This list is in no way intended to be exhaustive, and splits the required software into a few broad categories of which a few representative examples are given. Where possible, any free or Open Source Software(OSS) available is highlighted.
Image Manipulation Software
This is what you use to transform the images you work with, moulding them to fit the requirements of your animation, and modifying them to create the key elements. Any decent application will allow you to play with the size, colouring, and content of your images. It will allow you to splice them together into montages, to split them into their component parts, and much, much more. Whichever piece of software you use, taking the time to learn how to use it well will pay dividends in terms of the time it takes you to make an animation, and the animation's quality when it's done.
The market leader and industry standard is Adobe Photoshop, which can be an expensive purchase for a beginner. There are cheaper alternatives such as Paint Shop Pro available, and a reduced price version of Photoshop (with consequently reduced functionality) called Photoshop Elements is also on the market.
The leading OSS for image manipulation is The GIMP, an excellent and powerful alternative to commercial equivalents. The only problem with the GIMP is its non-standard interface which may prove daunting to beginners.

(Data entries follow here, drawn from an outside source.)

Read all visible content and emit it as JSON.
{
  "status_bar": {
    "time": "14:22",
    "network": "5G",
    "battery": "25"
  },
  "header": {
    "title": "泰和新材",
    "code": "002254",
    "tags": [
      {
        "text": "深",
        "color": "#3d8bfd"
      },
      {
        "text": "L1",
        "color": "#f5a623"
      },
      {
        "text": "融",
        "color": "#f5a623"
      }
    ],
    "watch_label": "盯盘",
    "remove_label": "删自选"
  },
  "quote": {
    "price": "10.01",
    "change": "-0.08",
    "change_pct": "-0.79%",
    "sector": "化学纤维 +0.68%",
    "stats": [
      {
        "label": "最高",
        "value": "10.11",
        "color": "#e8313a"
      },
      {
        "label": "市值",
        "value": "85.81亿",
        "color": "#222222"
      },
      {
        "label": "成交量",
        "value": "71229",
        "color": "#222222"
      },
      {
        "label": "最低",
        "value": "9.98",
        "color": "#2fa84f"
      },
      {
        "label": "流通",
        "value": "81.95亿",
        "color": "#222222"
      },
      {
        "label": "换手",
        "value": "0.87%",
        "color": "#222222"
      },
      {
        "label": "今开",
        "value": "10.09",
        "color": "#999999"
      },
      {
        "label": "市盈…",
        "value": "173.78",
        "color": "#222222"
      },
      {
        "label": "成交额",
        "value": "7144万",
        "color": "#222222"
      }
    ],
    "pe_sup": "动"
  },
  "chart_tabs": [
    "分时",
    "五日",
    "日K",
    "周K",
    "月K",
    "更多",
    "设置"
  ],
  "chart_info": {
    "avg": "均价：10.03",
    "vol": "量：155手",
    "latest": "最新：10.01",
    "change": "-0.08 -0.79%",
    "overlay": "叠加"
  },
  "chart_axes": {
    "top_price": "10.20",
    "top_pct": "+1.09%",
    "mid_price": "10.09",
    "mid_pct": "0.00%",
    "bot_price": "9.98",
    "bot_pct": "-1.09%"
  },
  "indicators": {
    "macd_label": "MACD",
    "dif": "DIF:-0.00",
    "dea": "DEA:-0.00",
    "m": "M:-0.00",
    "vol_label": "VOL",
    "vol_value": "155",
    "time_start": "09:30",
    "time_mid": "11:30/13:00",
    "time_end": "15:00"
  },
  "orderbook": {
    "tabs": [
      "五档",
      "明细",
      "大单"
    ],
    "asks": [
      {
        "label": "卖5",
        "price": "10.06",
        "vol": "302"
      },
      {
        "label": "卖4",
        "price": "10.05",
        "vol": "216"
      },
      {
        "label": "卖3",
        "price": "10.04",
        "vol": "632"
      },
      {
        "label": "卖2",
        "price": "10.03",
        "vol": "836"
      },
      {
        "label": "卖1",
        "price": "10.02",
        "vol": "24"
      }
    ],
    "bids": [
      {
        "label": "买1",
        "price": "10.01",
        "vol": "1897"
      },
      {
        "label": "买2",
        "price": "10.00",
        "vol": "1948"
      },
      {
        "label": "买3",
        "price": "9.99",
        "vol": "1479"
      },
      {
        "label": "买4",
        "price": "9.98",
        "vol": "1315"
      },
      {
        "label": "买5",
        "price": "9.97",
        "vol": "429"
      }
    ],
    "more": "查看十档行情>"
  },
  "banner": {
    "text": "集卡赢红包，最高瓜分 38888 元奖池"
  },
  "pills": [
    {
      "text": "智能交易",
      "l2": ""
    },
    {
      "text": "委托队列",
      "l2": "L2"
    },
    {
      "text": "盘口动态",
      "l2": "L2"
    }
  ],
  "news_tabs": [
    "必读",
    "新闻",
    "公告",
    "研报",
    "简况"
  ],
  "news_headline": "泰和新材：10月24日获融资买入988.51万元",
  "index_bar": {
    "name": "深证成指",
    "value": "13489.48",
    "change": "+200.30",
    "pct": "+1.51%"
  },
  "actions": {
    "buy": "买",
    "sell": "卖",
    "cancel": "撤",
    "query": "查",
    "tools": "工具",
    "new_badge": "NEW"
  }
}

The leading software in 2D computer animation is Adobe Flash. This is program is commonly used to create animations for the Internet in SWF format, also known as "flash cartoons" or "flashtoons." It also has its own built-in programming language called Actionscript that can be applied to its animations.
For those looking to start in CG animation, the leading opensource alternative is Blender, frequently updated, and has an excellent user base to help newbies and pros alike. No program can be more highly recommended than Blender 3d. There are many Wikibooks on Blender.
There are many types of 3D animation software available. Some, like Maya, 3D Studio Max, and Cinema4D, are available from various sources for a commercial-size price. Maya, for example, can cost thousands for the higher-end versions - but it may be worth the money, as many professional CG companies use it.
Sound and Music Software